Directions for this task
Report how many lines in the records below hold the word "name". Add nothing to the number.

[Records contained in a dataset]
══════════

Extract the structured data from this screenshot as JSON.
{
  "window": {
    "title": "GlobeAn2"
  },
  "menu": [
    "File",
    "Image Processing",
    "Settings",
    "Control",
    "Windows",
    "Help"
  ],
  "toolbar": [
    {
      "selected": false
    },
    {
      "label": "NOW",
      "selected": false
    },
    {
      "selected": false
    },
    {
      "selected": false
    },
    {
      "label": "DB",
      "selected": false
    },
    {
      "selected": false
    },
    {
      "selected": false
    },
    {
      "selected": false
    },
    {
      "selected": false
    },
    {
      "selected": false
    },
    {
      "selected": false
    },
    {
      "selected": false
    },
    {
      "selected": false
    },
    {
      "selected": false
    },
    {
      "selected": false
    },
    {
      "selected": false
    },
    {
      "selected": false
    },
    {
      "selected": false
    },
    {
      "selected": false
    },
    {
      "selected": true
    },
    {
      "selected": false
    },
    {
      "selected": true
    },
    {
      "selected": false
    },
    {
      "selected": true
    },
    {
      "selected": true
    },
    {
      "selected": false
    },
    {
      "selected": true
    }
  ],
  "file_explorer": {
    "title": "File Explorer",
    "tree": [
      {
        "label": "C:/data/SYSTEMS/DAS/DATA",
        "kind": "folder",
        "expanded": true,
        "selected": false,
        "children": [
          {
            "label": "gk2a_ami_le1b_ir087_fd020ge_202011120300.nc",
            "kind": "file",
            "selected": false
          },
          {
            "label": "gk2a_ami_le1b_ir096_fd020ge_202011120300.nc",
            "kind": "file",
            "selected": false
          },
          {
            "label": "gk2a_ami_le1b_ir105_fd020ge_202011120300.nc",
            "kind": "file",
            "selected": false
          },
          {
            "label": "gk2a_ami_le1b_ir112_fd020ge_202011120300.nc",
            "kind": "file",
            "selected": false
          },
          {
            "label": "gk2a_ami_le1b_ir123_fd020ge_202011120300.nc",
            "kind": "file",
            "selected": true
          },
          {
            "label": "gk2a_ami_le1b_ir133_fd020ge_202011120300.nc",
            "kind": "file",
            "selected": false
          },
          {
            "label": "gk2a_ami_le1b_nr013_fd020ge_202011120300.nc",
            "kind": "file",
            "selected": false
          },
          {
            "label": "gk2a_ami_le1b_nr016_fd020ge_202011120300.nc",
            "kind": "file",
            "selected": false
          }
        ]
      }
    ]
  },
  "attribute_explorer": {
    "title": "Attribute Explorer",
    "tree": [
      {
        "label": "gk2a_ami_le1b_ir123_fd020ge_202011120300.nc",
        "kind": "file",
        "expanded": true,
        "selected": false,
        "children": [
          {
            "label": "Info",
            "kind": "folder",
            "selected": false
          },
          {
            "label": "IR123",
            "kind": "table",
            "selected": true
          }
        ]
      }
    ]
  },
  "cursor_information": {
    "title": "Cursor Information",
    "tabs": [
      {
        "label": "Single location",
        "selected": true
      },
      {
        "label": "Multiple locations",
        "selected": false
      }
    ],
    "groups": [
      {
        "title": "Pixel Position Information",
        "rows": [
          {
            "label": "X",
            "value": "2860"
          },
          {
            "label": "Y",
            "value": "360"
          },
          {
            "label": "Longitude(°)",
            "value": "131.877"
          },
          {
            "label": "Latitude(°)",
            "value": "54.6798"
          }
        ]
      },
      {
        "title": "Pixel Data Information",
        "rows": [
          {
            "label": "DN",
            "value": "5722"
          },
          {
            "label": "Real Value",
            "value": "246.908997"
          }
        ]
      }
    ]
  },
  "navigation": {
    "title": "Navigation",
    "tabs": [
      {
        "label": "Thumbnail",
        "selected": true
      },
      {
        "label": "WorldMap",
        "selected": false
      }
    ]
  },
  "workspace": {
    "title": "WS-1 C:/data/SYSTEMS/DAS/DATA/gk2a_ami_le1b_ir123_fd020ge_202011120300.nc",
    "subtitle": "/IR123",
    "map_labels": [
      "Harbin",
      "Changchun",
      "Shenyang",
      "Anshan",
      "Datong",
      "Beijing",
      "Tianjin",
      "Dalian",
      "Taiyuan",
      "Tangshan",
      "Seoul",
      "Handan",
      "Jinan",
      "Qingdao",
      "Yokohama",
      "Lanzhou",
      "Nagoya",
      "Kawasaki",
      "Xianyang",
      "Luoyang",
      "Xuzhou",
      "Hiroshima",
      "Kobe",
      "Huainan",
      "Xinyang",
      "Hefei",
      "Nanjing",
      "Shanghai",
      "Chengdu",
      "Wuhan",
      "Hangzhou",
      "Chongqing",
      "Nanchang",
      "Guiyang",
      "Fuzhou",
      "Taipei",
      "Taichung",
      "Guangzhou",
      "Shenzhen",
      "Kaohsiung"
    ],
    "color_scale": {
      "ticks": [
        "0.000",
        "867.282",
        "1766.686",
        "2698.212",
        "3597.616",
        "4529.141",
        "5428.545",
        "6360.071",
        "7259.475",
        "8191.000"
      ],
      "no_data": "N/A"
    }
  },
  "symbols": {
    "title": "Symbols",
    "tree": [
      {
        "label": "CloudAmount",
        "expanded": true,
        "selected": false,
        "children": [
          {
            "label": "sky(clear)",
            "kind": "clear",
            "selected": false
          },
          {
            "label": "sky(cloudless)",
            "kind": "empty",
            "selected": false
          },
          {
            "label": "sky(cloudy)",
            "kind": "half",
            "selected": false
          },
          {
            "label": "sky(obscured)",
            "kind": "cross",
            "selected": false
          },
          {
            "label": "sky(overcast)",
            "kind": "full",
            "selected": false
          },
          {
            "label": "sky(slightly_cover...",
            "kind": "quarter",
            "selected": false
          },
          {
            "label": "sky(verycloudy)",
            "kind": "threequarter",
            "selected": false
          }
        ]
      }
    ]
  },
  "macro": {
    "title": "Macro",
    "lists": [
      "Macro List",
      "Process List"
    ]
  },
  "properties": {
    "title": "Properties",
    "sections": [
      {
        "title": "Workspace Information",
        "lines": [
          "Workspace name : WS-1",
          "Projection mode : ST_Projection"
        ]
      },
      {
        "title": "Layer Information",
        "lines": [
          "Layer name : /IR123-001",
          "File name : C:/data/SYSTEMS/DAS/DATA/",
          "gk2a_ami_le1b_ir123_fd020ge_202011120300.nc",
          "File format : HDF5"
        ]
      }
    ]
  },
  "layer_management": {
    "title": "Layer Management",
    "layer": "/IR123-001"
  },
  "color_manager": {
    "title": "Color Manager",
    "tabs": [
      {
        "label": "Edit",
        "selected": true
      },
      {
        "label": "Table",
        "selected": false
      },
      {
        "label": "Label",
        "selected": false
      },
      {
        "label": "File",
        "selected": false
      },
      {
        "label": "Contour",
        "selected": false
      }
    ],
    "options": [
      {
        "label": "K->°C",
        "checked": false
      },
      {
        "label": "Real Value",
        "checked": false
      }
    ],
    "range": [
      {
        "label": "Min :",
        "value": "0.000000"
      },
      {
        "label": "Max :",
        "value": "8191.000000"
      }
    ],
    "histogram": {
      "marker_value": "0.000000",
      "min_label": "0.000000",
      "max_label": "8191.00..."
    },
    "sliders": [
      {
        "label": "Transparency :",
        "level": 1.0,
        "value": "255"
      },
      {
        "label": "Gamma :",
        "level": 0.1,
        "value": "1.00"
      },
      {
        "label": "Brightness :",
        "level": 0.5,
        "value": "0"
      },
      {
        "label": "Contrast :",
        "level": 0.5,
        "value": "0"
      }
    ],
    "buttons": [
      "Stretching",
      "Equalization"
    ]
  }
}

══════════

Reply to the exercise
3